Source data
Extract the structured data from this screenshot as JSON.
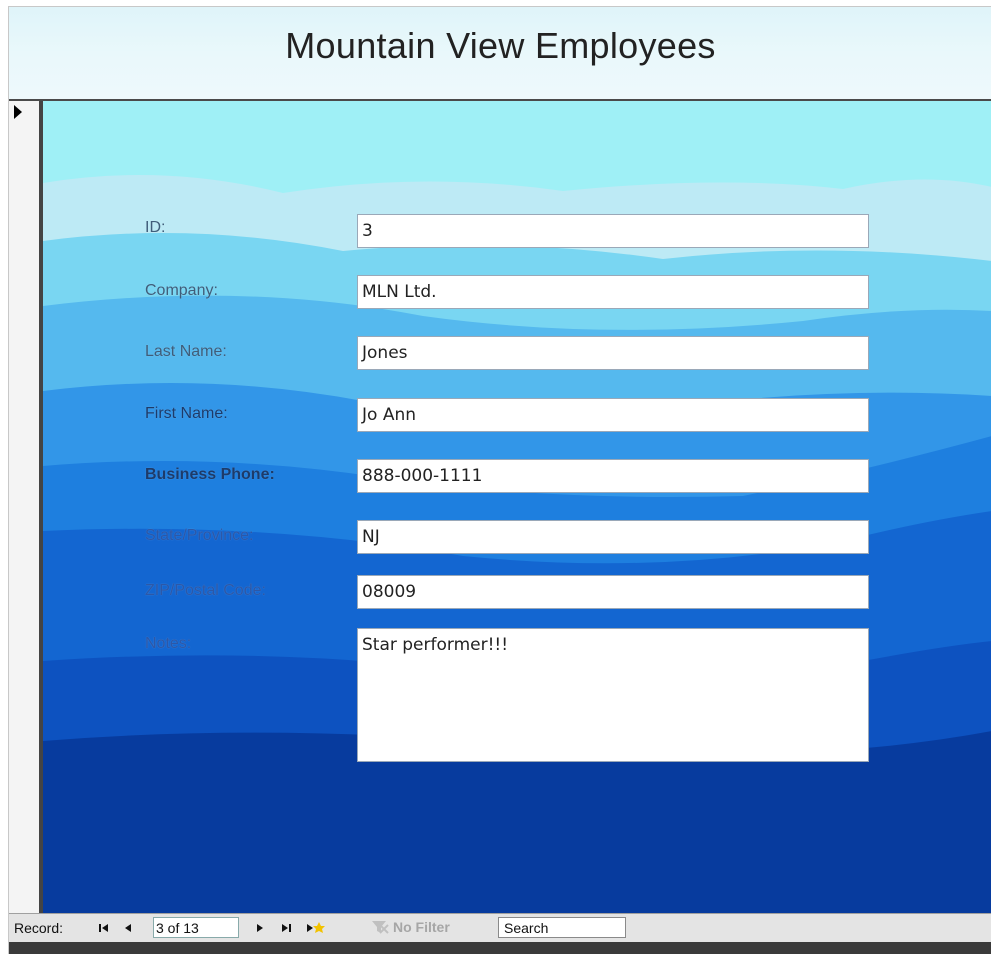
{
  "form": {
    "title": "Mountain View Employees"
  },
  "fields": [
    {
      "label": "ID:",
      "value": "3"
    },
    {
      "label": "Company:",
      "value": "MLN Ltd."
    },
    {
      "label": "Last Name:",
      "value": "Jones"
    },
    {
      "label": "First Name:",
      "value": "Jo Ann"
    },
    {
      "label": "Business Phone:",
      "value": "888-000-1111"
    },
    {
      "label": "State/Province:",
      "value": "NJ"
    },
    {
      "label": "ZIP/Postal Code:",
      "value": "08009"
    },
    {
      "label": "Notes:",
      "value": "Star performer!!!"
    }
  ],
  "navigation": {
    "record_label": "Record:",
    "current_record": "3 of 13",
    "filter_label": "No Filter",
    "search_label": "Search"
  },
  "icons": {
    "record_selector": "record-selector-arrow-icon",
    "first": "first-record-icon",
    "previous": "previous-record-icon",
    "next": "next-record-icon",
    "last": "last-record-icon",
    "new": "new-record-icon",
    "filter": "filter-icon"
  },
  "colors": {
    "sky": "#9ff0f6",
    "mountain_far": "#61c8f0",
    "mountain_mid": "#1e86e4",
    "mountain_dark": "#0d4fbc",
    "mountain_deepest": "#073597"
  }
}
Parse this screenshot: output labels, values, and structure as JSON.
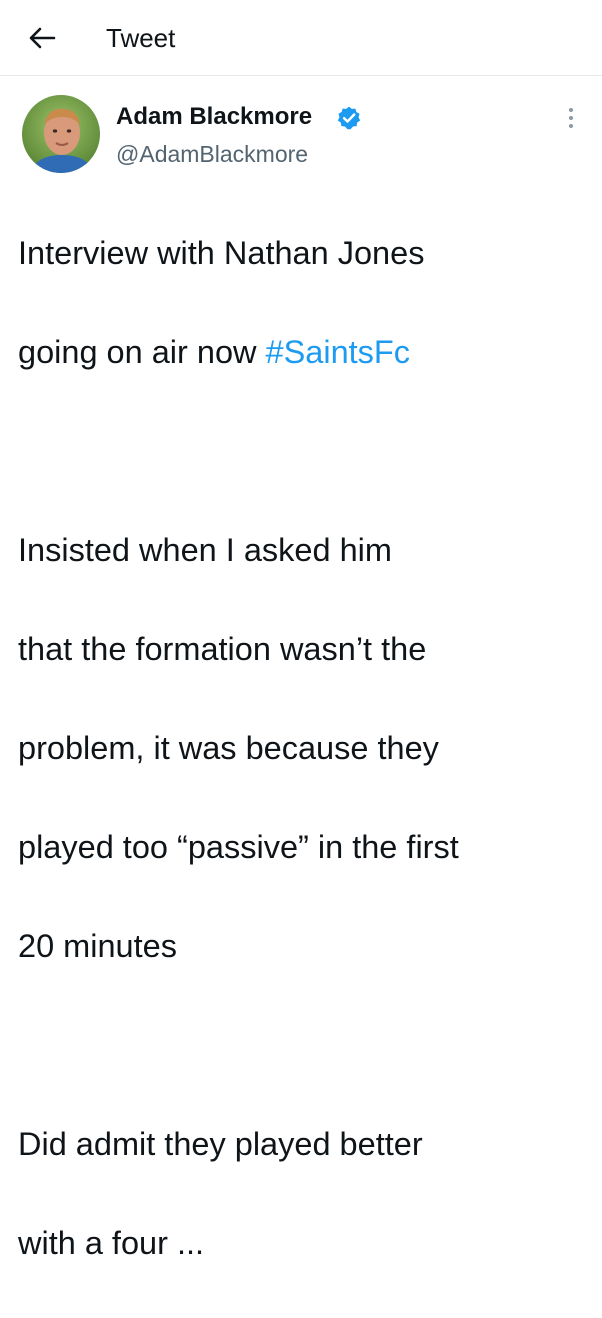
{
  "header": {
    "back_icon": "arrow-left-icon",
    "title": "Tweet"
  },
  "tweet": {
    "author": {
      "name": "Adam Blackmore",
      "handle": "@AdamBlackmore",
      "verified_icon": "verified-badge-icon",
      "avatar_icon": "avatar-photo"
    },
    "more_icon": "more-vertical-icon",
    "body": {
      "line1": "Interview with Nathan Jones",
      "line2_text": "going on air now ",
      "hashtag": "#SaintsFc",
      "paragraph2": [
        "Insisted when I asked him",
        "that the formation wasn’t the",
        "problem, it was because they",
        "played too “passive” in the first",
        "20 minutes"
      ],
      "paragraph3": [
        "Did admit they played better",
        "with a four ..."
      ]
    }
  },
  "colors": {
    "accent": "#1d9bf0",
    "text": "#0f1419",
    "secondary": "#536471",
    "divider": "#e6e8ea"
  }
}
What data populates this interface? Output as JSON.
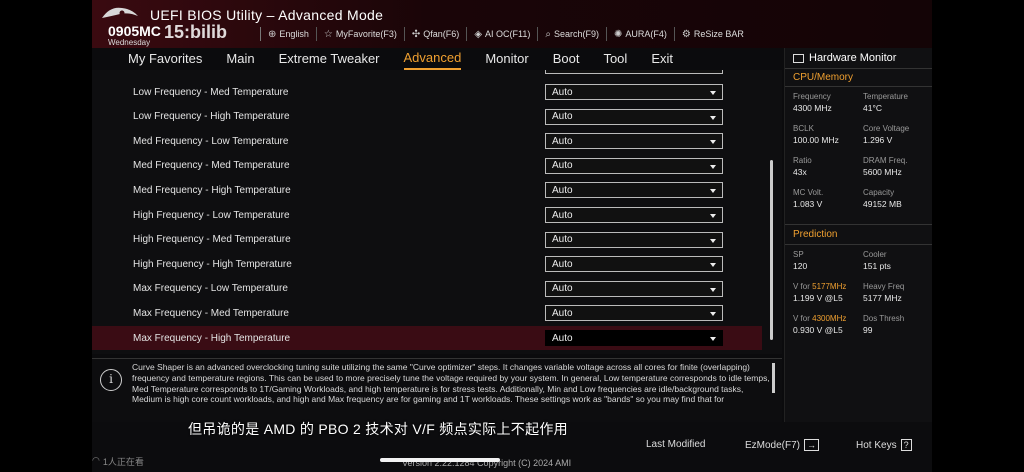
{
  "header": {
    "title": "UEFI BIOS Utility – Advanced Mode",
    "date": "0905MC",
    "day": "Wednesday",
    "watermark": "15:bilib",
    "toolbar": [
      {
        "icon": "globe-icon",
        "label": "English"
      },
      {
        "icon": "star-icon",
        "label": "MyFavorite(F3)"
      },
      {
        "icon": "fan-icon",
        "label": "Qfan(F6)"
      },
      {
        "icon": "ai-icon",
        "label": "AI OC(F11)"
      },
      {
        "icon": "search-icon",
        "label": "Search(F9)"
      },
      {
        "icon": "aura-icon",
        "label": "AURA(F4)"
      },
      {
        "icon": "resize-icon",
        "label": "ReSize BAR"
      }
    ]
  },
  "menu": [
    "My Favorites",
    "Main",
    "Extreme Tweaker",
    "Advanced",
    "Monitor",
    "Boot",
    "Tool",
    "Exit"
  ],
  "menu_active": "Advanced",
  "settings": [
    {
      "label": "Low Frequency - Med Temperature",
      "value": "Auto"
    },
    {
      "label": "Low Frequency - High Temperature",
      "value": "Auto"
    },
    {
      "label": "Med Frequency - Low Temperature",
      "value": "Auto"
    },
    {
      "label": "Med Frequency - Med Temperature",
      "value": "Auto"
    },
    {
      "label": "Med Frequency - High Temperature",
      "value": "Auto"
    },
    {
      "label": "High Frequency - Low Temperature",
      "value": "Auto"
    },
    {
      "label": "High Frequency - Med Temperature",
      "value": "Auto"
    },
    {
      "label": "High Frequency - High Temperature",
      "value": "Auto"
    },
    {
      "label": "Max Frequency - Low Temperature",
      "value": "Auto"
    },
    {
      "label": "Max Frequency - Med Temperature",
      "value": "Auto"
    },
    {
      "label": "Max Frequency - High Temperature",
      "value": "Auto",
      "selected": true
    }
  ],
  "info": {
    "text": "Curve Shaper is an advanced overclocking tuning suite utilizing the same \"Curve optimizer\" steps. It changes variable voltage across all cores for finite (overlapping) frequency and temperature regions. This can be used to more precisely tune the voltage required by your system. In general, Low temperature corresponds to idle temps, Med Temperature corresponds to 1T/Gaming Workloads, and high temperature is for stress tests. Additionally, Min and Low frequencies are idle/background tasks, Medium is high core count workloads, and high and Max frequency are for gaming and 1T workloads. These settings work as \"bands\" so you may find that for"
  },
  "hardware_monitor": {
    "title": "Hardware Monitor",
    "cpu_memory": {
      "title": "CPU/Memory",
      "items": [
        {
          "label": "Frequency",
          "value": "4300 MHz"
        },
        {
          "label": "Temperature",
          "value": "41°C"
        },
        {
          "label": "BCLK",
          "value": "100.00 MHz"
        },
        {
          "label": "Core Voltage",
          "value": "1.296 V"
        },
        {
          "label": "Ratio",
          "value": "43x"
        },
        {
          "label": "DRAM Freq.",
          "value": "5600 MHz"
        },
        {
          "label": "MC Volt.",
          "value": "1.083 V"
        },
        {
          "label": "Capacity",
          "value": "49152 MB"
        }
      ]
    },
    "prediction": {
      "title": "Prediction",
      "sp_label": "SP",
      "sp_value": "120",
      "cooler_label": "Cooler",
      "cooler_value": "151 pts",
      "vfor1_prefix": "V for ",
      "vfor1_freq": "5177MHz",
      "vfor1_value": "1.199 V @L5",
      "heavy_label": "Heavy Freq",
      "heavy_value": "5177 MHz",
      "vfor2_prefix": "V for ",
      "vfor2_freq": "4300MHz",
      "vfor2_value": "0.930 V @L5",
      "dos_label": "Dos Thresh",
      "dos_value": "99"
    }
  },
  "footer": {
    "subtitle": "但吊诡的是 AMD 的 PBO 2 技术对 V/F 频点实际上不起作用",
    "last_modified": "Last Modified",
    "ezmode": "EzMode(F7)",
    "ezmode_key": "→",
    "hotkeys": "Hot Keys",
    "hotkeys_key": "?",
    "version": "Version 2.22.1284 Copyright (C) 2024 AMI",
    "viewers": "1人正在看"
  },
  "colors": {
    "accent": "#f0a030",
    "selected_row": "#3a0c14",
    "header_red": "#3a0a10"
  }
}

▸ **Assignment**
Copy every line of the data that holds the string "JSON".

▸ **Task answer**
Extract the structured data from this screenshot as JSON.
Parse this screenshot: output labels, values, and structure as JSON.
What data populates this interface? Output as JSON.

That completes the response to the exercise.